When your application is refused
ou have applied for a permit or visa, and the application was turned down. Now what? The Visa Officer’s notes or a copy of the entire case file sheds light on the reason for the refusal. However, Immigration Refugees and Citizenship Canada (IRCC) won’t release these documents to applicants, unless you are a permanent resident or a citizen of Canada.
To get your documents, you’ll likely need to provide written authorization to an immigration consultant or an immigration lawyer to get your information on your behalf.
Regardless of the type of application you submitted for a visa or permit, when you receive a refusal letter, you will obviously want to know the reason why you were refused. The refusal letter checks off the area or areas in which the visa officer was unconvinced, and opted not to issue a visa or permit. For the most part,these are generic, template letters, that shed no light whatsoever on where your application was deficient or what else you could have submitted that would have made a difference.
These notes and comments are often written according to specific guidelines, called Operation Manuals, and use acronyms and abbreviations that are specific to the Immigration and Refugee Protection Regulations. So, unless you are an immigration consultant or lawyer and have specific training and knowledge in immigration, these notes will not help you very much. If you are neither a permanent resident nor a citizen of Canada, you are not going to be able to obtain these notes yourself anyway.
Many rejected applications can be slightly “tweaked” based on information derived from the CAIPS, FOSS and GCMS notes, and re-submitted, with a considerably increased chance of success second time around. If you prepared and submitted your application yourself, or if you had someone else do it for you and it was rejected, you will benefit from accessing these notes.
For individuals wishing to learn the details of their medical reports, security reports, assessment of finances, travel history, ties to Canada and country of residence and such factors, or simply wanting to know the status of their application that was submitted some time ago, the best thing to do is to retain and work with someone like Upper Canada Immigration Consultants to access these notes, and interpret them for you. You will authorize that company or person to request your case notes and files. A regulated immigration consultant can be invaluable to you at this time.
The documents you need to gather for a third party to represent you in accessing your case notes are fairly straightforward:
- Bio-data pages and stamped pages from your passport;

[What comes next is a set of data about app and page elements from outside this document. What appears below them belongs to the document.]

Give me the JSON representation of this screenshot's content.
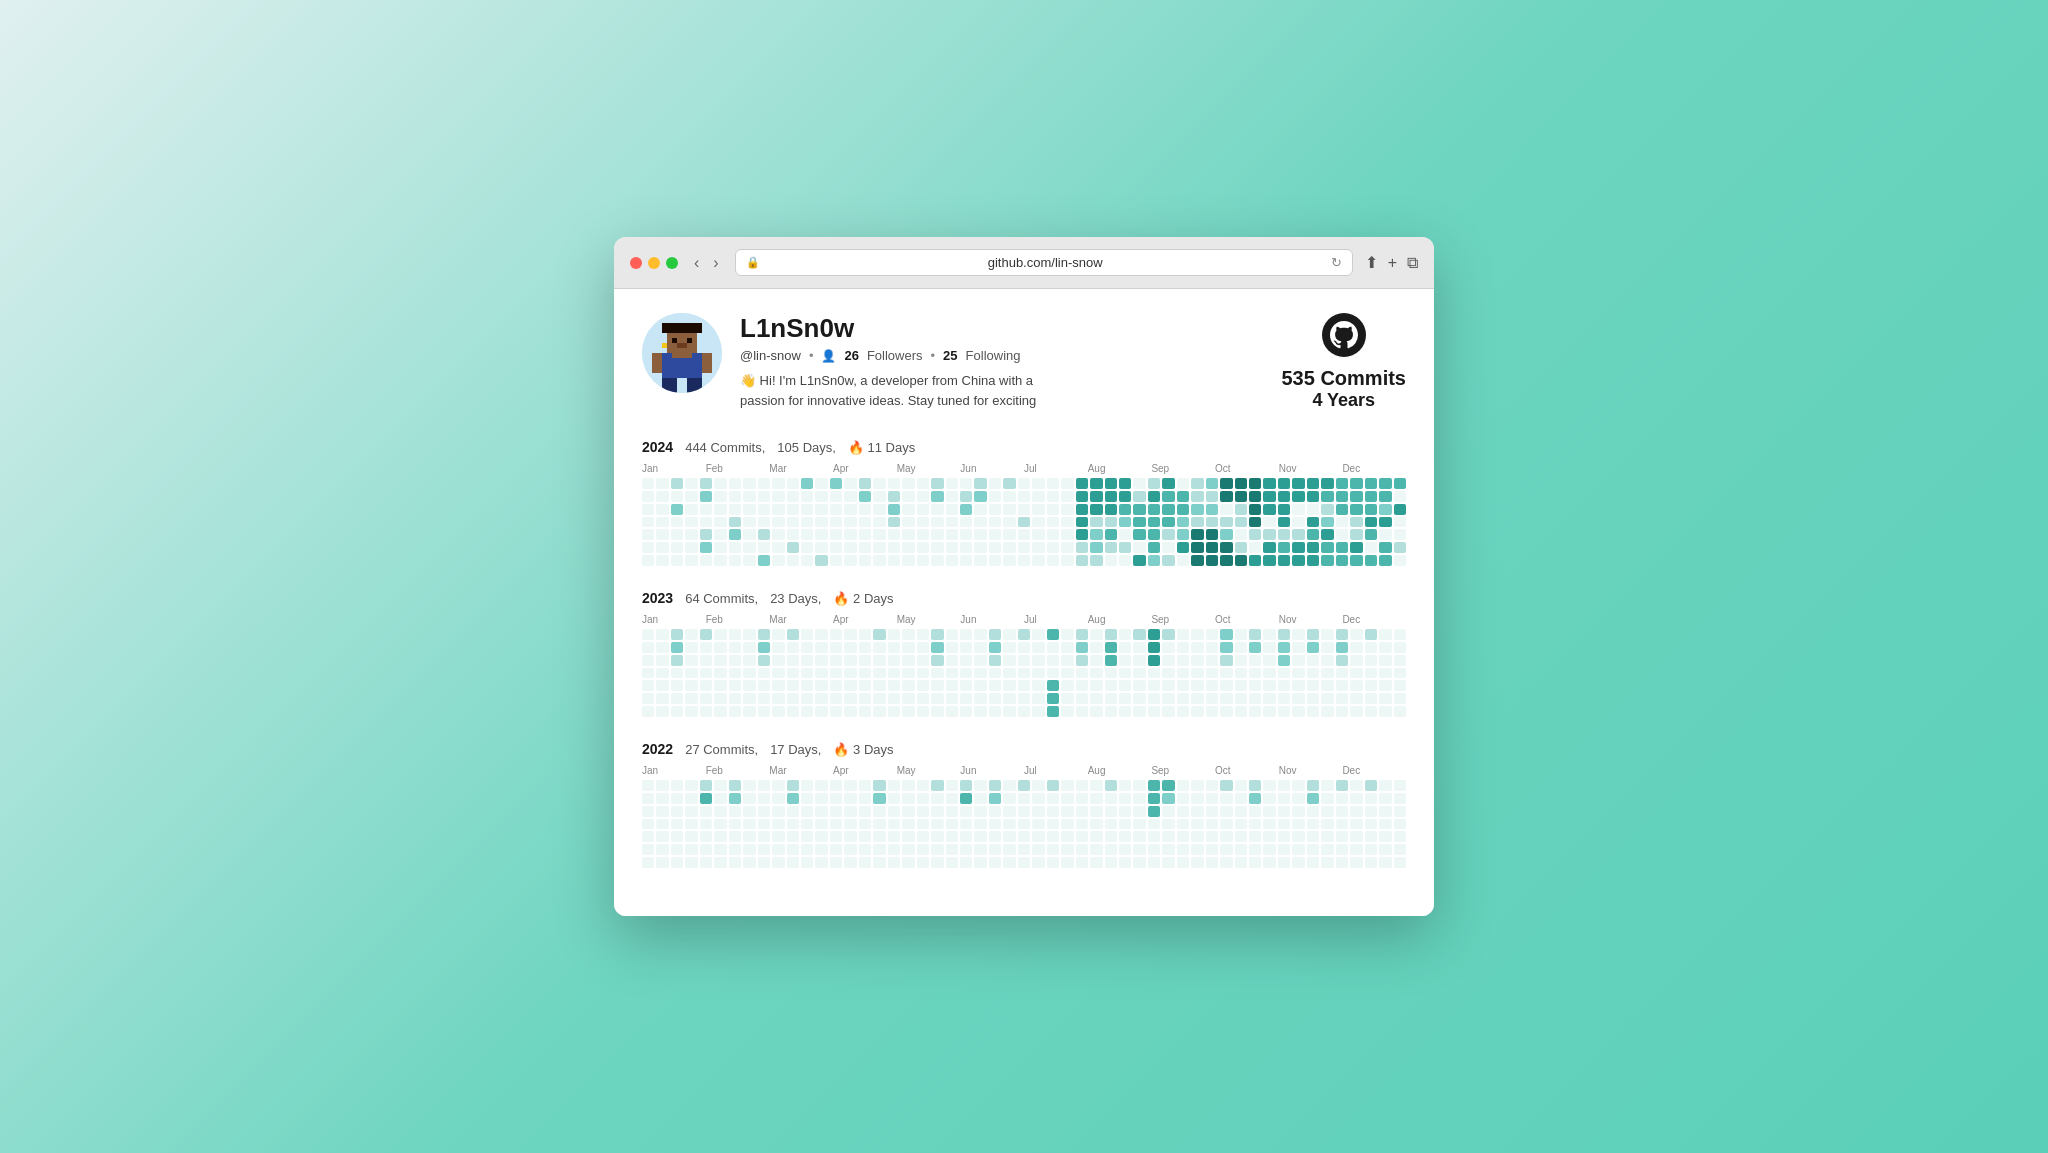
{
  "browser": {
    "url": "github.com/lin-snow",
    "back_label": "‹",
    "forward_label": "›"
  },
  "profile": {
    "name": "L1nSn0w",
    "handle": "@lin-snow",
    "followers_count": "26",
    "followers_label": "Followers",
    "following_count": "25",
    "following_label": "Following",
    "bio": "👋 Hi! I'm L1nSn0w, a developer from China with a passion for innovative ideas. Stay tuned for exciting",
    "total_commits": "535 Commits",
    "total_years": "4 Years"
  },
  "years": [
    {
      "year": "2024",
      "commits": "444 Commits,",
      "days": "105 Days,",
      "streak": "🔥 11 Days",
      "months": [
        "Jan",
        "Feb",
        "Mar",
        "Apr",
        "May",
        "Jun",
        "Jul",
        "Aug",
        "Sep",
        "Oct",
        "Nov",
        "Dec"
      ]
    },
    {
      "year": "2023",
      "commits": "64 Commits,",
      "days": "23 Days,",
      "streak": "🔥 2 Days",
      "months": [
        "Jan",
        "Feb",
        "Mar",
        "Apr",
        "May",
        "Jun",
        "Jul",
        "Aug",
        "Sep",
        "Oct",
        "Nov",
        "Dec"
      ]
    },
    {
      "year": "2022",
      "commits": "27 Commits,",
      "days": "17 Days,",
      "streak": "🔥 3 Days",
      "months": [
        "Jan",
        "Feb",
        "Mar",
        "Apr",
        "May",
        "Jun",
        "Jul",
        "Aug",
        "Sep",
        "Oct",
        "Nov",
        "Dec"
      ]
    }
  ]
}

- Client Number (eight digits) referred to as an UCI and located on correspondence from the Embassy, High Commission or Visa Office or IRCC;
- The Refusal letter (if applicable);
- Correspondence from IRCC for additional information or documents (if applicable);
- Correspondence from IRCC for an interview (if applicable);
- Your Application number (different from your UCI);
- A completed and signed (by you) IMM 5744 Form: Consent for an Access to Information and Personal Information Request;
- Any other documents that you think will be helpful to assess the notes and evaluate the negative decision, in order to help you take next steps.
From the time a request for information is submitted, one can expect to wait between 4 – 6 weeks for the information to be obtained. If your third party representative is retained to also provide interpretation of the notes and guidance in moving forward with another application, then additional documents may be requested from you at this time by the representative.
UCIC provides both the nominal service of obtaining the information on your behalf, as well as the full interpretation of the notes and case details, along with a recommendation for improving on a new application submission. Contact us.